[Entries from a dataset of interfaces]
%%
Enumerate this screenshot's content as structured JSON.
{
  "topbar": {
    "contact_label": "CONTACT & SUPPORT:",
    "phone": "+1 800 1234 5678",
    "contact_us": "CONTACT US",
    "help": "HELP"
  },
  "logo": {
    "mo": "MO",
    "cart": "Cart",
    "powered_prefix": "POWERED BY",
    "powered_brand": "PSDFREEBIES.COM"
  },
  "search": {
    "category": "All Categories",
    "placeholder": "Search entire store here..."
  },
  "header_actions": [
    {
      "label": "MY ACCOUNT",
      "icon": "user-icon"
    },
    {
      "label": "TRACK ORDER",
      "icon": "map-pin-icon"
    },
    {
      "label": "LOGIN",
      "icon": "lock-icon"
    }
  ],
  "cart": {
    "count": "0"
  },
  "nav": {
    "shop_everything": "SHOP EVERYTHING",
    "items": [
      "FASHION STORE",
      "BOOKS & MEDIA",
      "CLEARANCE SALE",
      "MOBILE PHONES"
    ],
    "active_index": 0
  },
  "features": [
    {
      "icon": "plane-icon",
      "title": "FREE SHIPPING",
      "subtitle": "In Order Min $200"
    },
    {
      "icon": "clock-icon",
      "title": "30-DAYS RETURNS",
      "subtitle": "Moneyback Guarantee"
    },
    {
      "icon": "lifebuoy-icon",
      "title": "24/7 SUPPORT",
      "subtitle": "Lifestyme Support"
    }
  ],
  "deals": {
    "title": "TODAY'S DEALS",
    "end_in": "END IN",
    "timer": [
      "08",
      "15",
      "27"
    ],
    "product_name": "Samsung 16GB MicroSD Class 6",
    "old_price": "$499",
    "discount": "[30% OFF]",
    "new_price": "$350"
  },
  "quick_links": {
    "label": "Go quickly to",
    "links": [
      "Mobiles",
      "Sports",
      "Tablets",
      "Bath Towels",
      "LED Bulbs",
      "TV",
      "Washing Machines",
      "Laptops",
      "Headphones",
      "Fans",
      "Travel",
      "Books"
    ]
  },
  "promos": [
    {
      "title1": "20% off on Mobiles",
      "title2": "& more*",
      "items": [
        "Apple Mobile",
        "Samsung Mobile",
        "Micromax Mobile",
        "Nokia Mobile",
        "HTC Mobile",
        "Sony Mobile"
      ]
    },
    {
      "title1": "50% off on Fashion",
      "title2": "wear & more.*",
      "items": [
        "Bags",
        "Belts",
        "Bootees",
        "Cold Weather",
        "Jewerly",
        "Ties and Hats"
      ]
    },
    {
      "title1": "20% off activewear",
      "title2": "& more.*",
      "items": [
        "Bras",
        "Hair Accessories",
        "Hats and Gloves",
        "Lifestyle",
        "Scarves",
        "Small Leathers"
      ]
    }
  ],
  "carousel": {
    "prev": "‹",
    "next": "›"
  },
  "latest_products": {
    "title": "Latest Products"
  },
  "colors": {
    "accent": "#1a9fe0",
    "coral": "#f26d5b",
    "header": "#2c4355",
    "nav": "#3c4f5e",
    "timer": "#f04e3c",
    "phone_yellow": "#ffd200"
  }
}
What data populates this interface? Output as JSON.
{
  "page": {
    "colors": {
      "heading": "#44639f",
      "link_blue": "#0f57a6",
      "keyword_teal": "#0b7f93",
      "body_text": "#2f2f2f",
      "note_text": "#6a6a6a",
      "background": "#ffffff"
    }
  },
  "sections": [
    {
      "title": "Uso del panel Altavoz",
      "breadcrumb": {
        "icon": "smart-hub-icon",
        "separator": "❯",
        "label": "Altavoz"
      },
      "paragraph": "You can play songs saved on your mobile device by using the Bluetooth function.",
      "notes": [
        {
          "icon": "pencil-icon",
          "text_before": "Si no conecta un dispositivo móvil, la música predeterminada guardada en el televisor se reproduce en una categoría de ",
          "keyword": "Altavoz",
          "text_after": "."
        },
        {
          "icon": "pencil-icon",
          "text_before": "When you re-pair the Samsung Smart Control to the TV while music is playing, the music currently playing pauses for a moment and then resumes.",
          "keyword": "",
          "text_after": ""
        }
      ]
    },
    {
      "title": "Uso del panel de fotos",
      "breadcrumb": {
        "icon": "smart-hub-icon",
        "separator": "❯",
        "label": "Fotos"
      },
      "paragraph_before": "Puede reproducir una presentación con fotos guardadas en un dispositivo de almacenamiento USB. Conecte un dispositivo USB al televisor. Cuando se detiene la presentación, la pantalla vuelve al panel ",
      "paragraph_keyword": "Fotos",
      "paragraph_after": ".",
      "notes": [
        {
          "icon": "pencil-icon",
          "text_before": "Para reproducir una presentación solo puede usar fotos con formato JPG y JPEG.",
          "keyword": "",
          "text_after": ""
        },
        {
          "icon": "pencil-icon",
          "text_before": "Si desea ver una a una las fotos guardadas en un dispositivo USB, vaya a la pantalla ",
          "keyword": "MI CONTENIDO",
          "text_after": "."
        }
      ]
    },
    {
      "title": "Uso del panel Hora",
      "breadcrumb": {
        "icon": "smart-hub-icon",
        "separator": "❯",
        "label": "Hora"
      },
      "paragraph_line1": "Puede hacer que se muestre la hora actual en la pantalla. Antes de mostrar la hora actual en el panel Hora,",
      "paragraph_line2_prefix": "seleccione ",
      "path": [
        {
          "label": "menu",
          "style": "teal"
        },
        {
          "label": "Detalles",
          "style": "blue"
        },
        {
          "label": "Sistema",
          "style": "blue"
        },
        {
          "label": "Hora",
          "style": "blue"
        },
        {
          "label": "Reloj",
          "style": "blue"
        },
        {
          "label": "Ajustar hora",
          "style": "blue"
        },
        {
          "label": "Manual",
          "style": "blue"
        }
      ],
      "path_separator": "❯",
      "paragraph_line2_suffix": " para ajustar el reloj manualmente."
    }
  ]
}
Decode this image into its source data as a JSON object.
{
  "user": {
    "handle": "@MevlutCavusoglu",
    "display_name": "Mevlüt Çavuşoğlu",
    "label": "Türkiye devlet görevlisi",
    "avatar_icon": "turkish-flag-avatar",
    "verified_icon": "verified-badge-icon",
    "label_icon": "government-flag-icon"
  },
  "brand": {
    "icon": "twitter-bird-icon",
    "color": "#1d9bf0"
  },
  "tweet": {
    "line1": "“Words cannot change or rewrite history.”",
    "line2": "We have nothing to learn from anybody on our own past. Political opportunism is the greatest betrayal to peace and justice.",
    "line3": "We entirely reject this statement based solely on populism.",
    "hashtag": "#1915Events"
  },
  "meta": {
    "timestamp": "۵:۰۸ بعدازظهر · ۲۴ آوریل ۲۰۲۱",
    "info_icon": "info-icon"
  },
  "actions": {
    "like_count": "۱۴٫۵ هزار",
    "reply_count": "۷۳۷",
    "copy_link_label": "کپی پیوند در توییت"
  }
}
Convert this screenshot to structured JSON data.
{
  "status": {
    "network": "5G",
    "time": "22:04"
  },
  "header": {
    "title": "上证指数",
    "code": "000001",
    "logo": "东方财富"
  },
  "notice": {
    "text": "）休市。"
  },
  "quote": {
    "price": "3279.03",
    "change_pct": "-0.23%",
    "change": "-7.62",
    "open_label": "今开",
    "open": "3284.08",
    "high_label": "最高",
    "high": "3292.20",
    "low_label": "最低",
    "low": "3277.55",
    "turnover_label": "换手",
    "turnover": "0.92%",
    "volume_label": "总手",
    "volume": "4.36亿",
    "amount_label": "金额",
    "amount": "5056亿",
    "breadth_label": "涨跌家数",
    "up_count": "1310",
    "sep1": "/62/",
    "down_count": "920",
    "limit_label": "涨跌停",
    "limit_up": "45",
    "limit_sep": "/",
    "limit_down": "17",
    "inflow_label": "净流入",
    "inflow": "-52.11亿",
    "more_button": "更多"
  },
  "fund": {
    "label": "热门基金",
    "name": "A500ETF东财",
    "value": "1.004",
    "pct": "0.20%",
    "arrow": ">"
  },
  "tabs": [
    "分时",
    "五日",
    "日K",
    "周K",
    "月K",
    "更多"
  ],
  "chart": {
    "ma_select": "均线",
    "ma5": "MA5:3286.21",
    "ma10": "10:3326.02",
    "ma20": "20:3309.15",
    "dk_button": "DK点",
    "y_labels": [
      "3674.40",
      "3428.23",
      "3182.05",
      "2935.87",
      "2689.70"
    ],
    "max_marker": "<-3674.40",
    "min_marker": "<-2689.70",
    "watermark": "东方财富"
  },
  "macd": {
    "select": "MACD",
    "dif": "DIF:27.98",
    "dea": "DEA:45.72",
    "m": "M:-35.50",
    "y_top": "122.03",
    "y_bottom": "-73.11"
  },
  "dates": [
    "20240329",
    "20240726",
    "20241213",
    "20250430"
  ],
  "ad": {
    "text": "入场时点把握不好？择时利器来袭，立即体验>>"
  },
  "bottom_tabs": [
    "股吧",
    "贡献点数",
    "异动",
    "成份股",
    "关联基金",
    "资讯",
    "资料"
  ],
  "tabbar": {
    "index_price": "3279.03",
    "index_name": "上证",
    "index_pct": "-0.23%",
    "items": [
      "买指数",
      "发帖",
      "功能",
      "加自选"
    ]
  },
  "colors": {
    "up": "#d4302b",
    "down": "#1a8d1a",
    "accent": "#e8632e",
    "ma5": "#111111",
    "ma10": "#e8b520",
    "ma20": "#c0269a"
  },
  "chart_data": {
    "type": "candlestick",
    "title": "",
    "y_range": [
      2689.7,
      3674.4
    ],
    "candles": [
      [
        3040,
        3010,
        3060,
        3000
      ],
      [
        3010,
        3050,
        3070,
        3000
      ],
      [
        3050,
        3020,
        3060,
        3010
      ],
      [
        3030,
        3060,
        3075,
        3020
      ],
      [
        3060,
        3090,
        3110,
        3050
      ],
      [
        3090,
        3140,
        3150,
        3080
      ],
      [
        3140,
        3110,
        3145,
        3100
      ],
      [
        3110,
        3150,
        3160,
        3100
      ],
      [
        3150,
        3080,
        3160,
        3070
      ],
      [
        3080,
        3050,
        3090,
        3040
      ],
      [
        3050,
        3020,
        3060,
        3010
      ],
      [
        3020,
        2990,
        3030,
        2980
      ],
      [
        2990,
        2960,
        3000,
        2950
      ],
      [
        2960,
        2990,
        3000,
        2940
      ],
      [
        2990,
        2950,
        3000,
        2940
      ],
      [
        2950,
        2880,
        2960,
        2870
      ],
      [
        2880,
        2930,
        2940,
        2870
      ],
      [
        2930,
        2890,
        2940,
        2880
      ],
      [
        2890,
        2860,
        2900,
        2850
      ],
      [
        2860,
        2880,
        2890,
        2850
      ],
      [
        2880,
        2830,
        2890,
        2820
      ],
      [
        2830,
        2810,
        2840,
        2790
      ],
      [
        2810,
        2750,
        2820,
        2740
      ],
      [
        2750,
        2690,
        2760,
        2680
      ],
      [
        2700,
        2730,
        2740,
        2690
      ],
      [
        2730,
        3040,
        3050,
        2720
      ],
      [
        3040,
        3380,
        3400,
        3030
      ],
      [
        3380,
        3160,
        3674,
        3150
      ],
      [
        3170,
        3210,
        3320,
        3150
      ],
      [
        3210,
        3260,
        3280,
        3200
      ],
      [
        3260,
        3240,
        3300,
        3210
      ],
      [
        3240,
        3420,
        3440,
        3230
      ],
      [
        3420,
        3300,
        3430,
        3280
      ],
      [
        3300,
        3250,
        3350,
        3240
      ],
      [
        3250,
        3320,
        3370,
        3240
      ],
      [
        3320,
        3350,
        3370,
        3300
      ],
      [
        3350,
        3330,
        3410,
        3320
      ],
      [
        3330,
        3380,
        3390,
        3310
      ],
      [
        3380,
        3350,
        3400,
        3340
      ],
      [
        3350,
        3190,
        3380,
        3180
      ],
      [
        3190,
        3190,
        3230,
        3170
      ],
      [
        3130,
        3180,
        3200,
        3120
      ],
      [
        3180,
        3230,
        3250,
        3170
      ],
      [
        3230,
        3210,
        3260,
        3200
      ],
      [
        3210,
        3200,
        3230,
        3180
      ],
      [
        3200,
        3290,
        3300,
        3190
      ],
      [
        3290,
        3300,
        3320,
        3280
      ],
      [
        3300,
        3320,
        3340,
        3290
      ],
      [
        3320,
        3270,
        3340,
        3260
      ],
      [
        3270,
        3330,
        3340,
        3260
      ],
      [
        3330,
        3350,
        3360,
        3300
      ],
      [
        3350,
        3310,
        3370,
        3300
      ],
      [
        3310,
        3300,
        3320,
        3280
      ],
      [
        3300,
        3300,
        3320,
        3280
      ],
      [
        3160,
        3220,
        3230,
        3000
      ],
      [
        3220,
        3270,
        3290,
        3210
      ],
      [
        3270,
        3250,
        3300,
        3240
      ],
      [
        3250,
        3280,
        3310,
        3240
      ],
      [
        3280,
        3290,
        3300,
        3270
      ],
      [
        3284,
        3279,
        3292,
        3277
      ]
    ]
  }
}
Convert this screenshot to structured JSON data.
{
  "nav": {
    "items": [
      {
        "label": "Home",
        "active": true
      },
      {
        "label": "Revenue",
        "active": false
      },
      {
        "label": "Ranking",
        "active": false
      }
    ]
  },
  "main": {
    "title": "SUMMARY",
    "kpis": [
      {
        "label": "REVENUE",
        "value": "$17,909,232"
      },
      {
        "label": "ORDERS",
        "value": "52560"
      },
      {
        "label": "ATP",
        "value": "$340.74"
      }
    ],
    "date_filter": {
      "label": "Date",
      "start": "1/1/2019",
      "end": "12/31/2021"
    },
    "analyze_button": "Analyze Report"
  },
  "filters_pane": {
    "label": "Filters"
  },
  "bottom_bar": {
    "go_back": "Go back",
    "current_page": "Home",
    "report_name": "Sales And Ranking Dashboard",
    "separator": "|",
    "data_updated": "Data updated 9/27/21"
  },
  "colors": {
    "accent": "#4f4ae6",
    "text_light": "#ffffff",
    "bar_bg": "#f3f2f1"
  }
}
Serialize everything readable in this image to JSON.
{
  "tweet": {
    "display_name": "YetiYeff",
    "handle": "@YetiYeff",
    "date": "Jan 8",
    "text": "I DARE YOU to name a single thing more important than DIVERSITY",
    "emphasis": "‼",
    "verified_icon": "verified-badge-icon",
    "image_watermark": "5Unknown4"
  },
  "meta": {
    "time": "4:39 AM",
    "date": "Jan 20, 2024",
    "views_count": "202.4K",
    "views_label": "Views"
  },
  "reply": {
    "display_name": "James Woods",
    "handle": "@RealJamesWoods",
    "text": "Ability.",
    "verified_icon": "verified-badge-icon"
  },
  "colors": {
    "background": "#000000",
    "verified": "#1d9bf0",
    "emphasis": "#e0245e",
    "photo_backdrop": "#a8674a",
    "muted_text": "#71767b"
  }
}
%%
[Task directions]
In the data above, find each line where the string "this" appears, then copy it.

[Response to the exercise]
Enumerate this screenshot's content as structured JSON.
What data populates this interface? Output as JSON.
Decode this image into its source data as a JSON object.
    "line3": "We entirely reject this statement based solely on populism.",
Convert this screenshot to structured JSON data.
Convert this screenshot to structured JSON data.
Serialize everything readable in this image to JSON.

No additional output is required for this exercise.